[Entries taken from a collection]
☆ ☆ ☆ ☆ ☆

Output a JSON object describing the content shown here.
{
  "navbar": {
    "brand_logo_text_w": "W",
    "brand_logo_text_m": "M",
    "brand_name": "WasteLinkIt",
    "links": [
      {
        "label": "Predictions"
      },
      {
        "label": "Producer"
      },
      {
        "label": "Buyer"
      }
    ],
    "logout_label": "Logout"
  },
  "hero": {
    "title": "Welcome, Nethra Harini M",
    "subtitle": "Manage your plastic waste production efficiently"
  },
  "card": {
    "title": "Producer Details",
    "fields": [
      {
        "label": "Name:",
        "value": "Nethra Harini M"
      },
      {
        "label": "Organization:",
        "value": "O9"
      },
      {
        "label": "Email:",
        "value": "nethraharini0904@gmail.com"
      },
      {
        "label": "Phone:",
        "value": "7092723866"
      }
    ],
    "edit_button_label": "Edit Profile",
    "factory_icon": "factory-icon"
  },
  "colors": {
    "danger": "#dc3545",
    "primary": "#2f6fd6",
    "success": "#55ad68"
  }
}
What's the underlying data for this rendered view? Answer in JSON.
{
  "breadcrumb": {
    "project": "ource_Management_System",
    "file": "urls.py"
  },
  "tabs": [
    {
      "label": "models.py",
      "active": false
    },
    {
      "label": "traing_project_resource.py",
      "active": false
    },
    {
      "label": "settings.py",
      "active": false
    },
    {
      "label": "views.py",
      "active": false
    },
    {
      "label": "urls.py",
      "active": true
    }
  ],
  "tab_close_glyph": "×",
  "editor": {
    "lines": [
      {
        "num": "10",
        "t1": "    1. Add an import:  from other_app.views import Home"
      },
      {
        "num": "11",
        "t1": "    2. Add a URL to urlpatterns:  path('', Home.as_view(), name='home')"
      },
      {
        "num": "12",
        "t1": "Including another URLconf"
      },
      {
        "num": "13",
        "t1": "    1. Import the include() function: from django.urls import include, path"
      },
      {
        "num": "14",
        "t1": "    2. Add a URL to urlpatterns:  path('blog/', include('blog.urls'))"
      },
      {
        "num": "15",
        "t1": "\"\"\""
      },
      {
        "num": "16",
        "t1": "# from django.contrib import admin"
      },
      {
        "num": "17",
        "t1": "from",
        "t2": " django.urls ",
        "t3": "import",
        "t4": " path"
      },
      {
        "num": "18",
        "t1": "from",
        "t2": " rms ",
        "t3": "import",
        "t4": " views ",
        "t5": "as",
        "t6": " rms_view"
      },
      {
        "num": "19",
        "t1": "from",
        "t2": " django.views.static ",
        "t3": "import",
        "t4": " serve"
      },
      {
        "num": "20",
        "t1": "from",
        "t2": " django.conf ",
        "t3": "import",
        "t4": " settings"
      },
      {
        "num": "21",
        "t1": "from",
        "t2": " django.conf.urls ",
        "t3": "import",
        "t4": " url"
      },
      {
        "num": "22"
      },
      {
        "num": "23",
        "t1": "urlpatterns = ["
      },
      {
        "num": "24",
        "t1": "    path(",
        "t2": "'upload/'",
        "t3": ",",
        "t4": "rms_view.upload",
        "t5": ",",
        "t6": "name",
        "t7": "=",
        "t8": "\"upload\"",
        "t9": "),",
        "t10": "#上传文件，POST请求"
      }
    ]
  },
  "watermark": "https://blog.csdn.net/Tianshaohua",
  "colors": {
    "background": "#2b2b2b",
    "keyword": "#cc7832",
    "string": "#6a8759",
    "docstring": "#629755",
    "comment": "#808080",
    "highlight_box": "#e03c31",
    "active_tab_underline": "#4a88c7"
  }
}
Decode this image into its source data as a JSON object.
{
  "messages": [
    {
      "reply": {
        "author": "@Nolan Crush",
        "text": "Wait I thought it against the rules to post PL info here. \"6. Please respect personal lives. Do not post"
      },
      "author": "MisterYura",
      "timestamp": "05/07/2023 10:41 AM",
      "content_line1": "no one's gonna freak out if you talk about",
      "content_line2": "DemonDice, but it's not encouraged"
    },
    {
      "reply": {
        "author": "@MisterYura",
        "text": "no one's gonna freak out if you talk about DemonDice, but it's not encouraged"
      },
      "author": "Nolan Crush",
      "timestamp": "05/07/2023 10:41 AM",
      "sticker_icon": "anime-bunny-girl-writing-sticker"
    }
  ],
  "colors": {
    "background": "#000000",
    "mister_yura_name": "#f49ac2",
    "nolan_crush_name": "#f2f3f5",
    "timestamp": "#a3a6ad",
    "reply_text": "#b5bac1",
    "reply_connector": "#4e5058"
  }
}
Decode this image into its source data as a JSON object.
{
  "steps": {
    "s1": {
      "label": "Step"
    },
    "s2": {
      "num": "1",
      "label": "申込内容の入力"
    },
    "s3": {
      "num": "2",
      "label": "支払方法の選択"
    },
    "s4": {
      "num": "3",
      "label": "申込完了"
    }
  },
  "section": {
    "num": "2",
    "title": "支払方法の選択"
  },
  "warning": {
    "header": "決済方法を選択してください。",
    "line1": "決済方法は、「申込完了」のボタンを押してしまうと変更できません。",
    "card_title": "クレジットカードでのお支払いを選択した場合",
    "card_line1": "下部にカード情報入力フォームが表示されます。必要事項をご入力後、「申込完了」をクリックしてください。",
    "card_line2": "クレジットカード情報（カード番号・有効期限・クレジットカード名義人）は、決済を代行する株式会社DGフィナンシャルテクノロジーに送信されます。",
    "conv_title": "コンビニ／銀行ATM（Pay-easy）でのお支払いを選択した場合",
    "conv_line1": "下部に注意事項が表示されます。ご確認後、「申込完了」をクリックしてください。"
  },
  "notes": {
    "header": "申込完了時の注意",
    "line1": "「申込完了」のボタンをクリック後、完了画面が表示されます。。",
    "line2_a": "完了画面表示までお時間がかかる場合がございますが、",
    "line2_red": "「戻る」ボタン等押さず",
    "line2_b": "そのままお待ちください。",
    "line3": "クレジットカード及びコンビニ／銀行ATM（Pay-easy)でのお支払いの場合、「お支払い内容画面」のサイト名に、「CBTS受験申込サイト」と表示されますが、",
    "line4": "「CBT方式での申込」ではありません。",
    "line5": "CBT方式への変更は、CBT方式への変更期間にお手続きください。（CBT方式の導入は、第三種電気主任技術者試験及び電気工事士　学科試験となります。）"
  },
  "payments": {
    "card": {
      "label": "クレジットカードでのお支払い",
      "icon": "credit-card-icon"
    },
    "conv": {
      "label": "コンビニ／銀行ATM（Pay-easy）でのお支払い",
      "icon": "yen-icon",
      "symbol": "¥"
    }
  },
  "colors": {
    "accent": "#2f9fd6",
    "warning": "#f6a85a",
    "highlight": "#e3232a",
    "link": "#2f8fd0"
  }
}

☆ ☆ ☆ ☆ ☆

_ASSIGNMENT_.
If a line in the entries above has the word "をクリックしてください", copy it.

_EXERCISE OUTPUT_.
    "card_line1": "下部にカード情報入力フォームが表示されます。必要事項をご入力後、「申込完了」をクリックしてください。",
    "conv_line1": "下部に注意事項が表示されます。ご確認後、「申込完了」をクリックしてください。"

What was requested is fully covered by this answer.